Currently the home houses 40 people and with the addition of women, there are also children that end up residing there from time to time. The WFC only employs one full time employee to oversee everything that goes on and take care of the needs of all that reside in there. There is also a part time bookkeeper as well as a couple of part time cooks. All others who work there and help out are strictly volunteers. It was also pointed out that WFC is not AA, although it does provide a space for AA meetings. What WFC is, is a service organization for recovery and an independent 501-c-3. It is basically in the same line as a hospital ward for recovery. Unfortunately, WFC seems to be one of the best kept secrets in Wichita outside of those who are well acquainted with alcoholism and recovery.

The need at WFC is great and I am both happy and proud to say that I will be helping with the fundraiser to help support this home. However the date of the fundraiser is looking to be 2015 and that does not help WFC right now. While there I could see obvious financial need such as the structure of the building itself and I can only assume that heating such a house in the winter is not cheap. There is also a need for bedding, linens, toiletries and clothes and shoes of all sizes. A few children’s and baby things seem to be becoming a necessity too. Most of these people come to WFC with little more than the clothes on their back and WFC tries to give them everything they need to help them from food, to a warm bed and clothes so that they can work and become an integral part of society again.

One need stipulated which really touched me, was the need for a shed that can be locked. This would house bicycles as this is the main form of transportation for the members. Sadly, those that have bikes get them stolen on a regular basis which limits their ability to get and hold a job. Imagine stealing from those who have nothing!

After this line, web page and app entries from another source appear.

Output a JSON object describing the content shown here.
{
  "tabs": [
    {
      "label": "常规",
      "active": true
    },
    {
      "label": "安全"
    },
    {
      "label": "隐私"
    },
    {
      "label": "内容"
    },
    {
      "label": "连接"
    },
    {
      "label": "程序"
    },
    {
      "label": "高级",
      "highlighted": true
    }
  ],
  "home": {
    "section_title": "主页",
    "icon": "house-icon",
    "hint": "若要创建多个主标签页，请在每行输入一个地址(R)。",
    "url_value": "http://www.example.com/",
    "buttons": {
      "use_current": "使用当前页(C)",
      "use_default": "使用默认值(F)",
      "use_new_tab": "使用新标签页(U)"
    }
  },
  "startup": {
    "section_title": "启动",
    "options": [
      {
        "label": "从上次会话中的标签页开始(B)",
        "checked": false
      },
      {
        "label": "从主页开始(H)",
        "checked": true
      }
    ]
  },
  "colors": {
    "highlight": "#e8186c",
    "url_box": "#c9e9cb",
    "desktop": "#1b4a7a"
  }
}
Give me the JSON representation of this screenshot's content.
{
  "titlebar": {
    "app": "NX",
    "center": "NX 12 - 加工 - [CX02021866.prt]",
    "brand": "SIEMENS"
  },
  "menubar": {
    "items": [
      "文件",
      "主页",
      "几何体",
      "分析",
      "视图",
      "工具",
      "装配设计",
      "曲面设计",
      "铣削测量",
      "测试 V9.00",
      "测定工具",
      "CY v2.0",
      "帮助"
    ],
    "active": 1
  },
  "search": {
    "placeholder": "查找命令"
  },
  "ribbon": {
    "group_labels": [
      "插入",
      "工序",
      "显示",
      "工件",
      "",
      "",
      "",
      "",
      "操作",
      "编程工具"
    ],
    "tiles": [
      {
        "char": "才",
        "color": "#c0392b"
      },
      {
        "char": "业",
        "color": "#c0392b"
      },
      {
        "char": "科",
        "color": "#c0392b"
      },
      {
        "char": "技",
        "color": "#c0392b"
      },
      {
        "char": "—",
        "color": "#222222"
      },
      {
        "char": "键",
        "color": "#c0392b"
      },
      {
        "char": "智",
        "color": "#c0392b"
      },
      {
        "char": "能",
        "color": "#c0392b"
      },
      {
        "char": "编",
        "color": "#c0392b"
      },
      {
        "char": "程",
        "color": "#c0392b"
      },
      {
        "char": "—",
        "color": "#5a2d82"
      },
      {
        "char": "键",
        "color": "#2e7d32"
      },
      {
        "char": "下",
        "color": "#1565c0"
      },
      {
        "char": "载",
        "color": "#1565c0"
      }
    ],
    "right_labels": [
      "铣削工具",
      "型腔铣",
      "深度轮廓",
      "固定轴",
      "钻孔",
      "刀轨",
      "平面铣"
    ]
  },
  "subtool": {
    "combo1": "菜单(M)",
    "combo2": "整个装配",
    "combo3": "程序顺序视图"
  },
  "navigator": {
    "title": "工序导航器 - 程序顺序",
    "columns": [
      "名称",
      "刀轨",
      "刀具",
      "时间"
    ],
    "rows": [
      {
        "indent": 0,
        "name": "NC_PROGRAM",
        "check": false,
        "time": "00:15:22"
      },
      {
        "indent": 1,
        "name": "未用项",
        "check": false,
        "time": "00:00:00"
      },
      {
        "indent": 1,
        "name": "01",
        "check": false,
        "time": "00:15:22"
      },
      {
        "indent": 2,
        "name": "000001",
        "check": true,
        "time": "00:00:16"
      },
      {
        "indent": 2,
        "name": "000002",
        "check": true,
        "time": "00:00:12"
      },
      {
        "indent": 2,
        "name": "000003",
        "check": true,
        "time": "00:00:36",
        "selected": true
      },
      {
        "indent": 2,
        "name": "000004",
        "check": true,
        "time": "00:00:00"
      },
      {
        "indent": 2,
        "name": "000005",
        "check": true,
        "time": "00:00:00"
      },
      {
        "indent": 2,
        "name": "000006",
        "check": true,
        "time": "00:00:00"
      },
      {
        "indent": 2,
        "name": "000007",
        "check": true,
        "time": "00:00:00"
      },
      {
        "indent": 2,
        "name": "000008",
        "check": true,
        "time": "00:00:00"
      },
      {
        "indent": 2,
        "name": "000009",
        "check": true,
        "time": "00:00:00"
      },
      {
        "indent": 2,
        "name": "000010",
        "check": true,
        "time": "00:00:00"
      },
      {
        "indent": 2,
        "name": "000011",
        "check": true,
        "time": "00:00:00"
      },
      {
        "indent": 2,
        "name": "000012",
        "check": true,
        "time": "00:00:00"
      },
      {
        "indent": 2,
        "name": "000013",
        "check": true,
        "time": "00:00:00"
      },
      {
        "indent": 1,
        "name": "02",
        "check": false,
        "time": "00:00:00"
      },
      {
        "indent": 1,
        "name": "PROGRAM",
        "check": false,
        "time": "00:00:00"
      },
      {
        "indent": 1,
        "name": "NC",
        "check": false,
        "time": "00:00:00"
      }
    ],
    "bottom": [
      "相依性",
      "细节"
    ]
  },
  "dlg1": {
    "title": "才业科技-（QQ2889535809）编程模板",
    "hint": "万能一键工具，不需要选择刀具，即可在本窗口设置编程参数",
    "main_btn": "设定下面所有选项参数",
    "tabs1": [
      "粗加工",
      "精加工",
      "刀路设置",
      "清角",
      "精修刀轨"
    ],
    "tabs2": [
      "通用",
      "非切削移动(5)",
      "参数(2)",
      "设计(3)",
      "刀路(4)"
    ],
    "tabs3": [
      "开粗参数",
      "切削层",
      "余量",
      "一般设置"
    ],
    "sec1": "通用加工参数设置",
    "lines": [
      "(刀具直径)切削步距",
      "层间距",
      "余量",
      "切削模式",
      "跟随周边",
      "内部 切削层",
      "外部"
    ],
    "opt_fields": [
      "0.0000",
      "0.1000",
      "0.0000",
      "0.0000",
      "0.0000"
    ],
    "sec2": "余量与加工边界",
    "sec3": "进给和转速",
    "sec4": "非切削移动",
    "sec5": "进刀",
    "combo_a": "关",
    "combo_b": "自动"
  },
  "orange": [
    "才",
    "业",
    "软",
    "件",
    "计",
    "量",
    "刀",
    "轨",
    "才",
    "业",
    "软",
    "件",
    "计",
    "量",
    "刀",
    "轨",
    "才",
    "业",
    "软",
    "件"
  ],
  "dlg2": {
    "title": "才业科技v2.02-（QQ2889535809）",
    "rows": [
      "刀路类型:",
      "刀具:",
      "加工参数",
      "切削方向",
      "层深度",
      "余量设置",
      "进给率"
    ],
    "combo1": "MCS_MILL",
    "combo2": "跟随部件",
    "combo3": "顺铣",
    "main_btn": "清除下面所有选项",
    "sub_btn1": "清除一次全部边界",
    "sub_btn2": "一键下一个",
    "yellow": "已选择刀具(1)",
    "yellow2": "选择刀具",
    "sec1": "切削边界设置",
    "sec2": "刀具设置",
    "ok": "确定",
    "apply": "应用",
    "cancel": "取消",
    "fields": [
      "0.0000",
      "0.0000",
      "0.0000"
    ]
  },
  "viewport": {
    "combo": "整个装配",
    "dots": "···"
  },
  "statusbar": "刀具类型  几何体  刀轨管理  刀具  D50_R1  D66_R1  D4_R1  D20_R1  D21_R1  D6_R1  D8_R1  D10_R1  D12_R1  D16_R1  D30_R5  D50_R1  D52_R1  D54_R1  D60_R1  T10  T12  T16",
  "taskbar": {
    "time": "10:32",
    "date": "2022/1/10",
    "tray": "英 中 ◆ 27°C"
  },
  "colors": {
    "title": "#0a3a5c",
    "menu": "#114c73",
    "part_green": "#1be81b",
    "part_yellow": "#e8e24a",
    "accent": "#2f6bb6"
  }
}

Okay….here is the ask. If you have extra clothes…all sizes and all kinds (gently used and decent enough to wear to a job or job interview), shoes of all sizes, a few kids clothes/shoes, diaper bags, diapers, wipes, toiletries (shaving cream, razors, shampoo, toothbrushes, toothpaste, etc), sheets (single bed size), towels and wash cloths….they are needed at WFC. If you would be interested in donating, then either call the WFC at 316-265-9348 or contact me and I will get your stuff to them. If you have a shed you are looking to get rid of or you would like a volunteer job of building one….again contact us. Finally, cash donations are always welcome too and the money will go towards maintenance and up keep of the house along with taking care of the needs of those who live there.

This will not be my last time talking about WFC and I know that if Tim were still here he would be a huge supporter. So please, if you are looking for a way to volunteer, donate or simply pay it forward, consider the WFC and donate to the future of others. 


Wendy S. said...

Thank you for posting this, Lisa - it is awesome. I know about the 101 Club, but have never heard of the WFC residence! And I have been active in AA and have almost 8 years sobriety so I don't know where my head is lol. I am grateful for the words you said about those in recovery and those still suffering.

J from OKC said...

I have to say that you still manage to surprise me with your blogs. I had no idea that you were this closely touched by alcoholism. I lost my dad to this disease physically 3 years ago and emotionally several decades ago. My dad just never had another sober in him. Your husband was lucky that he did.
Thank you so much for sharing this and still caring about this battle that people like my dad and your husband face daily.
This WFC doesn't know it yet but they are damn lucky to have you in their corner.